Chief Executive of the LGBT Foundation Paul Martin will take part in a personal and engaging fireside chat to share his opinions, knowledge and ideas whilst simultaneously exploring how organisations can celebrate the LGBT community post pride celebrations, ensuring every member of the community is supported, respected, and able to thrive in the workplace. Workplace LGBT discrimination is a prevalent issue in organisations across the UK, to combat this, employers must embed LGBT inclusion all year round to create an inclusive working environment for every member of staff.
About the Facilitator

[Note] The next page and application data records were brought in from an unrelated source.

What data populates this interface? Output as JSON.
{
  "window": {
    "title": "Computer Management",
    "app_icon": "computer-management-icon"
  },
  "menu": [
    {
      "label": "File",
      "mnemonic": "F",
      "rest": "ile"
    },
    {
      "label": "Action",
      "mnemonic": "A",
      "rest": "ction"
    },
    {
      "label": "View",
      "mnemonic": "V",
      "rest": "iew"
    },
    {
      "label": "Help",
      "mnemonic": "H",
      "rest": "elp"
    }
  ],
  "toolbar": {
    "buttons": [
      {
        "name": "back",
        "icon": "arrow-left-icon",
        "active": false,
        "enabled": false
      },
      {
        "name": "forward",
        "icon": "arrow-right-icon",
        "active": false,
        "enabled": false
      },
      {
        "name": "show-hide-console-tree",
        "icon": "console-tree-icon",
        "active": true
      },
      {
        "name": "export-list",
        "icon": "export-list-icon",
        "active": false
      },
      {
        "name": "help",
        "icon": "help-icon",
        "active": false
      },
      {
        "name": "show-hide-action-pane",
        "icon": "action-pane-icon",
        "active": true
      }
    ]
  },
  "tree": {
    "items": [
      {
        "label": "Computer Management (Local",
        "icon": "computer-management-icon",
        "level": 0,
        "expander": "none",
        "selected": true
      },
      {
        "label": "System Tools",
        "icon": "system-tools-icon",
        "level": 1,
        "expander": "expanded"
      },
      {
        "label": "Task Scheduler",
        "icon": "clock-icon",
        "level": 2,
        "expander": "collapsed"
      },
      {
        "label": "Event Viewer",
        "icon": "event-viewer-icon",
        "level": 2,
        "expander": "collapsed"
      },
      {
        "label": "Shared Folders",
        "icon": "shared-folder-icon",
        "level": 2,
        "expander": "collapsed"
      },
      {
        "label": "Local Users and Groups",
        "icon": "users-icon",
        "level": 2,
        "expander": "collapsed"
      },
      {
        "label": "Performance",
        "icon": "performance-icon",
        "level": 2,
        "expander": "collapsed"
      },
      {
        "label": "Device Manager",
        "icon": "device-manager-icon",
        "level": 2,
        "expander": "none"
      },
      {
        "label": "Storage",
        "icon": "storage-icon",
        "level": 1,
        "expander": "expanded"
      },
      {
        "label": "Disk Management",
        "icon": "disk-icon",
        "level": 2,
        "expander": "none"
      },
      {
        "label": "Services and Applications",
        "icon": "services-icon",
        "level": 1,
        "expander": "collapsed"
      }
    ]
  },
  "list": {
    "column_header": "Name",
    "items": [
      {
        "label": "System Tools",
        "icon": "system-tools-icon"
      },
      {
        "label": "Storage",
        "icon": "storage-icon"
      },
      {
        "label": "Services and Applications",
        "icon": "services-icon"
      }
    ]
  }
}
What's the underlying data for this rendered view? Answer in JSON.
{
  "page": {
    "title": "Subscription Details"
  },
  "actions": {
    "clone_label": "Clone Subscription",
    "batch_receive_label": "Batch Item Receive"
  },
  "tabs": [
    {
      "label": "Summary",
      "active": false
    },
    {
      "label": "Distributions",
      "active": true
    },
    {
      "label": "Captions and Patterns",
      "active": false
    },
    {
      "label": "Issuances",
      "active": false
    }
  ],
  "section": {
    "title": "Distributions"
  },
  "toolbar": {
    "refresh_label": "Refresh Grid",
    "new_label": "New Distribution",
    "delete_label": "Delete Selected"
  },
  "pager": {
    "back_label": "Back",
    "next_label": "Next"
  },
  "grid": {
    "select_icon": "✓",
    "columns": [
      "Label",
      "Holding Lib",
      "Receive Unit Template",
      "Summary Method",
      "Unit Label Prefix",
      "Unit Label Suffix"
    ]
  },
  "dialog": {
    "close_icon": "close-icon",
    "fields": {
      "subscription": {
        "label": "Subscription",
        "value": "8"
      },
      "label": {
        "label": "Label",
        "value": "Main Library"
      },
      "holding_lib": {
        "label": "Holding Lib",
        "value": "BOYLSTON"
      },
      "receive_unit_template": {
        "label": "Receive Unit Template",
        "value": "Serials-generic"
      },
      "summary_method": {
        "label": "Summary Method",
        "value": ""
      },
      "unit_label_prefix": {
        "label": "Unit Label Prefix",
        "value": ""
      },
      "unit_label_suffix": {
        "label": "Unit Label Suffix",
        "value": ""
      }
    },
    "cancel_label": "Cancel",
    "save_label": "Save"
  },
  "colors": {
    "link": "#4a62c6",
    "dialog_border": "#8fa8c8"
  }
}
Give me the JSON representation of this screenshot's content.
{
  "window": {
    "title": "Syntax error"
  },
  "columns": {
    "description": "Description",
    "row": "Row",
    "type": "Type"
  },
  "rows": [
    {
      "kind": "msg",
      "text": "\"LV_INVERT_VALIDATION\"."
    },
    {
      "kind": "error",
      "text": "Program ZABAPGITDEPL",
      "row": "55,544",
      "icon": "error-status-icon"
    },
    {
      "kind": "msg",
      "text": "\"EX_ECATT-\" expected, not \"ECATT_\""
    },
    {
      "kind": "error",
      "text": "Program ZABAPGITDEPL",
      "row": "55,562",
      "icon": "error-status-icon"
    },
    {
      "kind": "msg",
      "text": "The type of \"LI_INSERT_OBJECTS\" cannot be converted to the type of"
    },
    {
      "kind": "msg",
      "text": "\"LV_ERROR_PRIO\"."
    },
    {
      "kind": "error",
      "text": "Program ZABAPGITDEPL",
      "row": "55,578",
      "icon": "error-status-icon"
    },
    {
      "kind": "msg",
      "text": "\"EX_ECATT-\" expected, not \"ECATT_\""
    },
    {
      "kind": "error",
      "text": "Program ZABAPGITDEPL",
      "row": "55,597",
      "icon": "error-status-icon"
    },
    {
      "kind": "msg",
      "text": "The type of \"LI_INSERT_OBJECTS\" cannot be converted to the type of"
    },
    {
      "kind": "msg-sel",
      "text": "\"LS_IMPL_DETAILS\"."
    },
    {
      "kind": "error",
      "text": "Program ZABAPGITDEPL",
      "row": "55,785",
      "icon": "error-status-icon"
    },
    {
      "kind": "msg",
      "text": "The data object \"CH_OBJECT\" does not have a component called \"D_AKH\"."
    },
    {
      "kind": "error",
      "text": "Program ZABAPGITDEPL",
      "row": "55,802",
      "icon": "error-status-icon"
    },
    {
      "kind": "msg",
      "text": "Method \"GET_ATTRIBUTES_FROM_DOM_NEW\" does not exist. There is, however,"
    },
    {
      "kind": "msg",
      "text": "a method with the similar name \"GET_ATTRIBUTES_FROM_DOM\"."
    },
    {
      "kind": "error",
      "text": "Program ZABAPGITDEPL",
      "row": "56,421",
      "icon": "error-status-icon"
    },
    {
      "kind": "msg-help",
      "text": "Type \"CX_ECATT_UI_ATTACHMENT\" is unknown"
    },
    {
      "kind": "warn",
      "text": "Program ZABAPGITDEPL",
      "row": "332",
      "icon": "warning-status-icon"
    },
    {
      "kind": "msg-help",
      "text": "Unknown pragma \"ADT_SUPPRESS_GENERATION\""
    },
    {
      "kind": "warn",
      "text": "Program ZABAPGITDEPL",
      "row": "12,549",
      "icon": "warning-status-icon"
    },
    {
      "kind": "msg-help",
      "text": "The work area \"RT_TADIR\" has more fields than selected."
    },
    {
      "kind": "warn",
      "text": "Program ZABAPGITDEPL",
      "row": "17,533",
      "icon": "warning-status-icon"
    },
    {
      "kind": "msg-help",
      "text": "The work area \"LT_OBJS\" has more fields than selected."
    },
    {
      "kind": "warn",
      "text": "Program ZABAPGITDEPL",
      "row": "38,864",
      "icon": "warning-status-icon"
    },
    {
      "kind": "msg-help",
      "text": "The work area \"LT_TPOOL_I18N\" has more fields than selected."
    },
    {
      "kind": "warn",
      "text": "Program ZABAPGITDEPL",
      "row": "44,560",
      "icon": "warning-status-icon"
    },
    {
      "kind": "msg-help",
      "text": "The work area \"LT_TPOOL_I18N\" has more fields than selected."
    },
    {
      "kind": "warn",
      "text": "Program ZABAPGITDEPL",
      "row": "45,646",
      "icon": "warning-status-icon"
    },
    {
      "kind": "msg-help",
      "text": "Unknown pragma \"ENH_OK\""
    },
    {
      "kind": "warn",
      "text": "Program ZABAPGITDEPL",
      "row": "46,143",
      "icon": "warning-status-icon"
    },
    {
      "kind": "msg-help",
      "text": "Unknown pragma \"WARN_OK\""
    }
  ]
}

Dr Paul Martin OBE is Chief Executive of LGBT Foundation – a national charity delivering advice, support, and information services to lesbian, gay, bisexual and trans communities. With a history dating back to 1975, they campaign for a fair and equal society where all LGBT people can achieve their full potential. Each year, LGBT Foundation supports over 40,000 people, achieving an average 98% satisfaction rating, as well as providing information to over 600,000 individuals online.
Paul has been actively involved in the LGBT Community for over 30 years. As a member of the Greater Manchester Mayor’s LGBT Advisory Group, Paul is one of a panel of specialists working to tackle inequalities faced by lesbian, gay, bi and trans people. Paul is also Chair of The National LGB&T Partnership which is a network of English LGB&T service delivery organisations. Paul is a member of the National LGBT Ministerial Advisory Panel – ensuring the Government meets its commitment to improving lives as set out in the landmark LGBT Action Plan.
Paul was awarded an OBE in 2011 for all of his work in supporting and campaigning for the LGBT+ community and is now happily married to his husband Pete and lives in Chorlton, Manchester.